         "Real world problems", generally meaning an assignment that has implications in the real (as in adult) world, is currently an en vogue term in some educational circles.  It includes projects like raising funds for relief work, collecting data for scientific studies, and studying and proposing solutions for societal problems.  This type of work has its place at The Antioch School, though the impetus for it comes from the children.  Stuffies getting stuck, however is an actual real world problem for children.  They created it and are most invested in solving it.  As an adult, I avoid tossing items I value towards high roofs.  I observed each of these incidents as they developed and made a conscious choice not to interfere.  My work as a teacher is to support children in doing and learning from hard things, not to prevent them from experiencing them (serious safety issues aside, of course).  Figuring out what to do when stuffies get stuck can help children know they can do hard things--together with their community.  I choose and love to be a teacher here, because it's a place where children scrap their knees learning to roller blade and have conflicts with their peers.  And yes, it's a place where stuffies get stuck.

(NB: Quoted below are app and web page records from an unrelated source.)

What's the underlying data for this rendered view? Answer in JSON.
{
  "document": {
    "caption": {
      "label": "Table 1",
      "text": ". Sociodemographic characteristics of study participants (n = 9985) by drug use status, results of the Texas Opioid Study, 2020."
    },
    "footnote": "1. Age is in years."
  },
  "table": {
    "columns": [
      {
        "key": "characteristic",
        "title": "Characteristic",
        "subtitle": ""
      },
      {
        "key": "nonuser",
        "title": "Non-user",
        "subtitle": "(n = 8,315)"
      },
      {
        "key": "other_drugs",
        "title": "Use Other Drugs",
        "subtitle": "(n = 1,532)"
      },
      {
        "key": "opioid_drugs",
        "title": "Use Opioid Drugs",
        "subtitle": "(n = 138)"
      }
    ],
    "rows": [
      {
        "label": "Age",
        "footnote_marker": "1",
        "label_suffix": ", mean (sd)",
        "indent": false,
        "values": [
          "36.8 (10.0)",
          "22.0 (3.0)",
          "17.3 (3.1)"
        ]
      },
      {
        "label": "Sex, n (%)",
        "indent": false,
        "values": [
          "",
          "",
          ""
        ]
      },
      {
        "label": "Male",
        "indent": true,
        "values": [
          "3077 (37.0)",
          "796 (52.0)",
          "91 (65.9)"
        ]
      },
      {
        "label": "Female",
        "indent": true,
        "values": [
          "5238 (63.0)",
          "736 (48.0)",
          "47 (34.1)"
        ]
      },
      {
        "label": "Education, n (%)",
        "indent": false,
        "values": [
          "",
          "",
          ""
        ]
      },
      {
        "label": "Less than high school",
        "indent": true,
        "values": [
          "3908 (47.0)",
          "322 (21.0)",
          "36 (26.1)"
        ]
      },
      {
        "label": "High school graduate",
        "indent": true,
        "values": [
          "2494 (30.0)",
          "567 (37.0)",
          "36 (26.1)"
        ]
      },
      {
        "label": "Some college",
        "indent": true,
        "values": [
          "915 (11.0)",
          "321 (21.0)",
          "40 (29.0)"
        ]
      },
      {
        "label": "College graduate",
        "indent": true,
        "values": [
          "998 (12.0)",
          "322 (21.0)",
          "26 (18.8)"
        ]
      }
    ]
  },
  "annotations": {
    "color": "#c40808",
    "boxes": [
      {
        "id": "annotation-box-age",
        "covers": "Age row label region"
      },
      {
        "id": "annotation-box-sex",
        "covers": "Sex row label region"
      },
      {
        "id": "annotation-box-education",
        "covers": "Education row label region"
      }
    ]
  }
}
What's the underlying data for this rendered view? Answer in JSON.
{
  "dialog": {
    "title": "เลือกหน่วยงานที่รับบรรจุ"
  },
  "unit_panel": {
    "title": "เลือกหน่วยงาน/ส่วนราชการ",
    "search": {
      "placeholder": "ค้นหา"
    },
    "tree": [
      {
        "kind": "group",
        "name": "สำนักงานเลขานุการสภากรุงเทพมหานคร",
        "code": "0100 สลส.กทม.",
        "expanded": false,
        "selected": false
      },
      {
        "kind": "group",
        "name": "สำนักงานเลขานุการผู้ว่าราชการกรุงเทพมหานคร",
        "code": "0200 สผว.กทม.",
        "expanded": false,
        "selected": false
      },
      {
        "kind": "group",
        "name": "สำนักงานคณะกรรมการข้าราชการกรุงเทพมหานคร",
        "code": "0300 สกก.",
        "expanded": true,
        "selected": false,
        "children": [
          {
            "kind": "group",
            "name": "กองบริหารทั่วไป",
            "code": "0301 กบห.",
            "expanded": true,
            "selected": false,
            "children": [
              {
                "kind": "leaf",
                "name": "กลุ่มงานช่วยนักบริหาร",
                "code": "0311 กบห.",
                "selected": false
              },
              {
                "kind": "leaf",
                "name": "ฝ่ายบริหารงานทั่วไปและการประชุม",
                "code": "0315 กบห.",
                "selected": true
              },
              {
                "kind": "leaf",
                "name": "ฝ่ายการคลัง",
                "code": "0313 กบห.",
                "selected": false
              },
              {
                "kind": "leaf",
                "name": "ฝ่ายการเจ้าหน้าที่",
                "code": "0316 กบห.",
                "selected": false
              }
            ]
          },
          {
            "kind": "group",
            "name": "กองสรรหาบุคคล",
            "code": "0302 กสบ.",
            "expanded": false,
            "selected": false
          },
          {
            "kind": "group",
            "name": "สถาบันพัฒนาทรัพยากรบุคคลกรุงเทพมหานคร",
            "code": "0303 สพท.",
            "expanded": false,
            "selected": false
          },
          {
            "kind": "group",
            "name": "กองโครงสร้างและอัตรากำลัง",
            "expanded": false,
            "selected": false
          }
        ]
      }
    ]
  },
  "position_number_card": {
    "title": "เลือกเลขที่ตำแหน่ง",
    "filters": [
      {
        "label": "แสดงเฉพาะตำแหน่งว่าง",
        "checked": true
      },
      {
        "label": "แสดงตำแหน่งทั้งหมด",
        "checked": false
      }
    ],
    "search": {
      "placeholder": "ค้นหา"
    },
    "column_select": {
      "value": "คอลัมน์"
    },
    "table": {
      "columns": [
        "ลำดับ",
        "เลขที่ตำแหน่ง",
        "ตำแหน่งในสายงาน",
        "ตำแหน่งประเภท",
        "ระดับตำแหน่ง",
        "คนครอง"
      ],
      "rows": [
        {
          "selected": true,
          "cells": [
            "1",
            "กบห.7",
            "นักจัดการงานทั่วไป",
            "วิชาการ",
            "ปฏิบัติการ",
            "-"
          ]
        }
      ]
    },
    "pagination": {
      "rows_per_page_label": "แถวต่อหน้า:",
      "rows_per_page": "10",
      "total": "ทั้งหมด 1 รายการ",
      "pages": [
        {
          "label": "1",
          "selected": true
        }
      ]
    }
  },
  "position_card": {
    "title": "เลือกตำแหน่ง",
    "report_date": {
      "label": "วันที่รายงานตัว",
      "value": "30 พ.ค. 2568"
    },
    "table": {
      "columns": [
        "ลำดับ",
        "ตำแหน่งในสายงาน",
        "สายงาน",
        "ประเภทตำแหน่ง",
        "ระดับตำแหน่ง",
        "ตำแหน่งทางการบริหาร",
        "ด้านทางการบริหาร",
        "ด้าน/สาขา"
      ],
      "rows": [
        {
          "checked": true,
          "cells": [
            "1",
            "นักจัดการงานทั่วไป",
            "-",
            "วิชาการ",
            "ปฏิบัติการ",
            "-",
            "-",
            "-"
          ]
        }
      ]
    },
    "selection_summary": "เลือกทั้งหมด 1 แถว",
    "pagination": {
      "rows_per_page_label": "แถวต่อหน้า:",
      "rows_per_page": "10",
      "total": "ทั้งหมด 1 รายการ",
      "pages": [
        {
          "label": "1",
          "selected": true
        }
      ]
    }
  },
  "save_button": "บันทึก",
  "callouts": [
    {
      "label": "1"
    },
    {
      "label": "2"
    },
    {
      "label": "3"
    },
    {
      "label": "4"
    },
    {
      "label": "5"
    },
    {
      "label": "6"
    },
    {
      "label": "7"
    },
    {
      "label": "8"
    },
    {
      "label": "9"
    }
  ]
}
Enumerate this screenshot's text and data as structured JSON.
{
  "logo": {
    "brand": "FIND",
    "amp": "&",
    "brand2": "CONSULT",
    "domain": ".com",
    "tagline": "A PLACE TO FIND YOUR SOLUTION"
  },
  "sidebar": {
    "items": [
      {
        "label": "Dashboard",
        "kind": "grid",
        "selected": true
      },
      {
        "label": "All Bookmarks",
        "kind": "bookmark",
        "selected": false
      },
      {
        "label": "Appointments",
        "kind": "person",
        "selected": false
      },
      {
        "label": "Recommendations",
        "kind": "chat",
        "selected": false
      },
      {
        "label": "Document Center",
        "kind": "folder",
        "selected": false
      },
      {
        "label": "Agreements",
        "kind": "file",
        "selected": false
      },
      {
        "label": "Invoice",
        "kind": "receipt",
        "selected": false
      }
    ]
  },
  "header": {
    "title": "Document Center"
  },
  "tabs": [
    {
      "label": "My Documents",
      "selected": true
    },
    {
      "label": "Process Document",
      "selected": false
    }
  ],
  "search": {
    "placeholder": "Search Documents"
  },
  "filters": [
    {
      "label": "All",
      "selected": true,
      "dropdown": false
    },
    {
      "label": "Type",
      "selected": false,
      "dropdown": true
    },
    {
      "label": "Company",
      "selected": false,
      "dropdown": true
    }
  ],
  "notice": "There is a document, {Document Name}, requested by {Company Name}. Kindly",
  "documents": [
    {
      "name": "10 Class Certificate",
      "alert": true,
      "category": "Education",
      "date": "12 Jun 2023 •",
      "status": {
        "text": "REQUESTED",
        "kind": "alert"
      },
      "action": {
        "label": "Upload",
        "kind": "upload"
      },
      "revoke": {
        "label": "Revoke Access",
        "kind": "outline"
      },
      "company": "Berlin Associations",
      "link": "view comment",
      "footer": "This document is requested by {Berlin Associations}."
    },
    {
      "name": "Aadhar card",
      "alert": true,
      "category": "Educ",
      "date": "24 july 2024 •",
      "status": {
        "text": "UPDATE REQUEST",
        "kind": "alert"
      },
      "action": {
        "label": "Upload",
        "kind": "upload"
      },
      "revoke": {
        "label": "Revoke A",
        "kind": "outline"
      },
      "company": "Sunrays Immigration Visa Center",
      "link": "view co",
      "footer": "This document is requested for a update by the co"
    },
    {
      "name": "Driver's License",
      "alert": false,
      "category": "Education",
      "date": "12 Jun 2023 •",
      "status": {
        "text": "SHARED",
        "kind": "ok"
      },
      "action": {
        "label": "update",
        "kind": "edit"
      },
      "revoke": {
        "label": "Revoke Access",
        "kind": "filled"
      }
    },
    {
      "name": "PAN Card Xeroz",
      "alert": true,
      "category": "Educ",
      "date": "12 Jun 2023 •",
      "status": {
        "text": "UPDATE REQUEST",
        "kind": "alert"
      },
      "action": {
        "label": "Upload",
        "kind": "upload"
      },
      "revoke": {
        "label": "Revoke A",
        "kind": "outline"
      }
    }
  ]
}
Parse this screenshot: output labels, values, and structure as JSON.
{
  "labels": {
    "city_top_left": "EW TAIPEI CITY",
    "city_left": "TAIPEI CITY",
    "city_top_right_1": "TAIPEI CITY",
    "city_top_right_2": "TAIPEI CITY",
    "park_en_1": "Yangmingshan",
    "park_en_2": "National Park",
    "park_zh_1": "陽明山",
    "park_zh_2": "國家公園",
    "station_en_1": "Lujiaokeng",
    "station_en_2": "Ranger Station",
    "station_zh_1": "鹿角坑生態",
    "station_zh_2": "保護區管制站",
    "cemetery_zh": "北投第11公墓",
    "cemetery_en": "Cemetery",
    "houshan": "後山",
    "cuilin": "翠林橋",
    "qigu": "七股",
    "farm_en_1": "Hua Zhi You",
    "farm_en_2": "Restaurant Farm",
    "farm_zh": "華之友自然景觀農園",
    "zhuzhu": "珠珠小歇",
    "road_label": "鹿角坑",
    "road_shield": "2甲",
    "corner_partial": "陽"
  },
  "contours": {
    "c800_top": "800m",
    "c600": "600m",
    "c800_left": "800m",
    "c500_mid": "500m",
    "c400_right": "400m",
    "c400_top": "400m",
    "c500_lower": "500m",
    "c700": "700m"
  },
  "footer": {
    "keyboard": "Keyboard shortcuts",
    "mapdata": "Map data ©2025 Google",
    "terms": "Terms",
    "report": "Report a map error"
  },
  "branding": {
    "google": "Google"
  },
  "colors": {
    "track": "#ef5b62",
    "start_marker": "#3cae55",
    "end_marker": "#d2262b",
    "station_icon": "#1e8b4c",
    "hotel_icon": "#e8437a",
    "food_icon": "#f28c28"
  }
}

Read more from Lindie's blog...
MJ - School Manager

Lindie Keaton - Kindergarten

Lindie graduated from Wright State University summa cum laude with an honors Bachelors degree in Early Childhood Education.  Lindie was named Outstanding Student from the education department for her graduating class.  She taught six to nine year olds for nine years in the Springfield City Schools, where she was named an Outstanding Teacher of the Year and nominated for a county-wide teaching award.  Lindie began teaching Kindergarten at the Antioch School in 2006.  Lindie's son is an Antioch School graduate.  Lindie states, "I've learned so much in my time here as a parent and as a teacher.  The school has had a profound impact on my life.  It is such joy, as a teacher,  to have the freedom to meet children's needs."
For 5- and 6-year-olds
8:30 A.M. to 3:00 P.M.
11:30 A.M. to 3:00 P.M.

Upcoming Kindergarten Events

Fri Jan 28 @12:00AM
Conference Day - School Closed

Fri Feb 04 @ 8:30AM -
First Friday After School Chat

Mon Feb 21 @12:00AM
President's Day and Mid-Winter Break - School Closed

Tue Feb 22 @12:00AM
President's Day and Mid-Winter Break - School Closed

Fri Feb 25 @12:00AM
2022-2023 Intention Form and First Enrollment Deposit Due

Fri Feb 25 @ 8:30AM - 03:00PM
Kindergarten Agraria visit

Fri Mar 04 @ 3:00AM -
First Friday After School Chat

Fri Mar 18 @ 8:30AM - 03:00PM
Kindergarten Agraria visit

Mon Mar 21 @12:00AM
Spring Holiday - School Closed

Contact Lindie

If you have a question for Lindie, please use the form below to send her an email.

Christina Brewer Testimonial.

Christina Brewer
The Antioch School 2000-2008